● Source data

----

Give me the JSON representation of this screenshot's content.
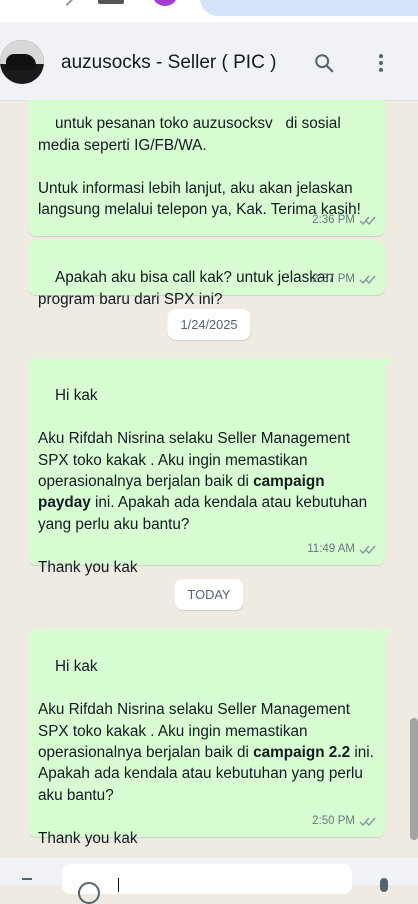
{
  "header": {
    "contact_name": "auzusocks - Seller ( PIC )"
  },
  "messages": [
    {
      "text": "untuk pesanan toko auzusocksv   di sosial media seperti IG/FB/WA.\n\nUntuk informasi lebih lanjut, aku akan jelaskan langsung melalui telepon ya, Kak. Terima kasih!",
      "time": "2:36 PM"
    },
    {
      "text": "Apakah aku bisa call kak? untuk jelaskan program baru dari SPX ini?",
      "time": "2:37 PM"
    },
    {
      "text_intro": "Hi kak\n\nAku Rifdah Nisrina selaku Seller Management SPX toko kakak . Aku ingin memastikan operasionalnya berjalan baik di ",
      "text_bold": "campaign payday",
      "text_outro": " ini. Apakah ada kendala atau kebutuhan yang perlu aku bantu?\n\nThank you kak",
      "time": "11:49 AM"
    },
    {
      "text_intro": "Hi kak\n\nAku Rifdah Nisrina selaku Seller Management SPX toko kakak . Aku ingin memastikan operasionalnya berjalan baik di ",
      "text_bold": "campaign 2.2",
      "text_outro": " ini. Apakah ada kendala atau kebutuhan yang perlu aku bantu?\n\nThank you kak",
      "time": "2:50 PM"
    }
  ],
  "dates": [
    "1/24/2025",
    "TODAY"
  ],
  "colors": {
    "outgoing_bubble": "#d9fdd3",
    "chat_background": "#efeae2",
    "read_ticks": "#8696a0"
  }
}
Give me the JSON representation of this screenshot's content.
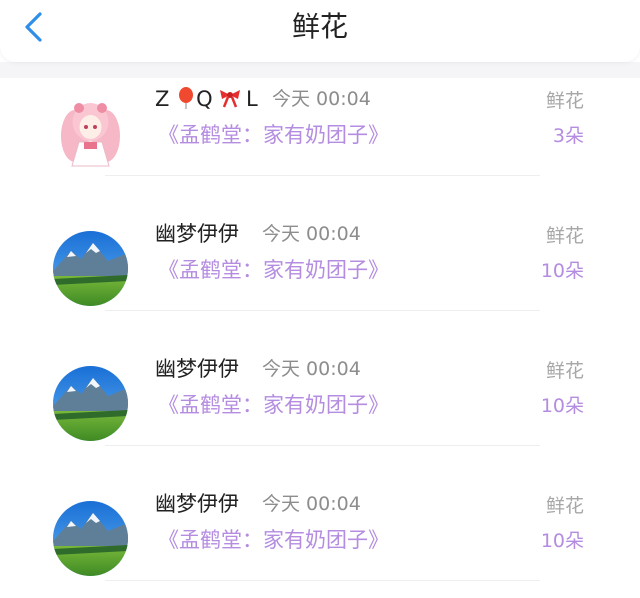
{
  "header": {
    "title": "鲜花",
    "back_icon": "chevron-left-icon",
    "accent_color": "#2f8ee8"
  },
  "colors": {
    "book_text": "#b48ce0",
    "count_text": "#b48ce0",
    "muted_text": "#8d8d8d"
  },
  "records": [
    {
      "user_part1": "Z",
      "user_part2": "Q",
      "user_part3": "L",
      "user_emojis": [
        "balloon-icon",
        "ribbon-icon"
      ],
      "time": "今天 00:04",
      "book": "《孟鹤堂：家有奶团子》",
      "gift": "鲜花",
      "count": "3朵",
      "avatar": "anime-girl-avatar"
    },
    {
      "user": "幽梦伊伊",
      "time": "今天 00:04",
      "book": "《孟鹤堂：家有奶团子》",
      "gift": "鲜花",
      "count": "10朵",
      "avatar": "mountain-landscape-avatar"
    },
    {
      "user": "幽梦伊伊",
      "time": "今天 00:04",
      "book": "《孟鹤堂：家有奶团子》",
      "gift": "鲜花",
      "count": "10朵",
      "avatar": "mountain-landscape-avatar"
    },
    {
      "user": "幽梦伊伊",
      "time": "今天 00:04",
      "book": "《孟鹤堂：家有奶团子》",
      "gift": "鲜花",
      "count": "10朵",
      "avatar": "mountain-landscape-avatar"
    }
  ]
}
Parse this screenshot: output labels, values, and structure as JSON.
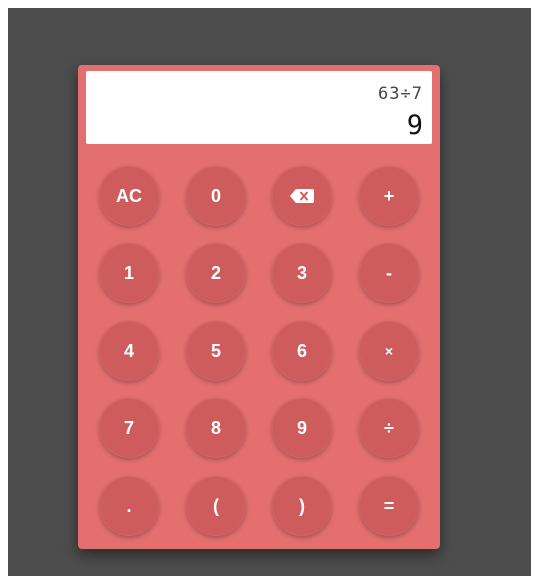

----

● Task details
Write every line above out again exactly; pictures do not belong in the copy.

● Finished task
Give me the JSON representation of this screenshot's content.
{
  "header": {
    "contact_name": "auzusocks - Seller ( PIC )"
  },
  "messages": [
    {
      "text": "untuk pesanan toko auzusocksv   di sosial media seperti IG/FB/WA.\n\nUntuk informasi lebih lanjut, aku akan jelaskan langsung melalui telepon ya, Kak. Terima kasih!",
      "time": "2:36 PM"
    },
    {
      "text": "Apakah aku bisa call kak? untuk jelaskan program baru dari SPX ini?",
      "time": "2:37 PM"
    },
    {
      "text_intro": "Hi kak\n\nAku Rifdah Nisrina selaku Seller Management SPX toko kakak . Aku ingin memastikan operasionalnya berjalan baik di ",
      "text_bold": "campaign payday",
      "text_outro": " ini. Apakah ada kendala atau kebutuhan yang perlu aku bantu?\n\nThank you kak",
      "time": "11:49 AM"
    },
    {
      "text_intro": "Hi kak\n\nAku Rifdah Nisrina selaku Seller Management SPX toko kakak . Aku ingin memastikan operasionalnya berjalan baik di ",
      "text_bold": "campaign 2.2",
      "text_outro": " ini. Apakah ada kendala atau kebutuhan yang perlu aku bantu?\n\nThank you kak",
      "time": "2:50 PM"
    }
  ],
  "dates": [
    "1/24/2025",
    "TODAY"
  ],
  "colors": {
    "outgoing_bubble": "#d9fdd3",
    "chat_background": "#efeae2",
    "read_ticks": "#8696a0"
  }
}
Give me the JSON representation of this screenshot's content.
{
  "header": {
    "title": "鲜花",
    "back_icon": "chevron-left-icon",
    "accent_color": "#2f8ee8"
  },
  "colors": {
    "book_text": "#b48ce0",
    "count_text": "#b48ce0",
    "muted_text": "#8d8d8d"
  },
  "records": [
    {
      "user_part1": "Z",
      "user_part2": "Q",
      "user_part3": "L",
      "user_emojis": [
        "balloon-icon",
        "ribbon-icon"
      ],
      "time": "今天 00:04",
      "book": "《孟鹤堂：家有奶团子》",
      "gift": "鲜花",
      "count": "3朵",
      "avatar": "anime-girl-avatar"
    },
    {
      "user": "幽梦伊伊",
      "time": "今天 00:04",
      "book": "《孟鹤堂：家有奶团子》",
      "gift": "鲜花",
      "count": "10朵",
      "avatar": "mountain-landscape-avatar"
    },
    {
      "user": "幽梦伊伊",
      "time": "今天 00:04",
      "book": "《孟鹤堂：家有奶团子》",
      "gift": "鲜花",
      "count": "10朵",
      "avatar": "mountain-landscape-avatar"
    },
    {
      "user": "幽梦伊伊",
      "time": "今天 00:04",
      "book": "《孟鹤堂：家有奶团子》",
      "gift": "鲜花",
      "count": "10朵",
      "avatar": "mountain-landscape-avatar"
    }
  ]
}
Parse this screenshot: output labels, values, and structure as JSON.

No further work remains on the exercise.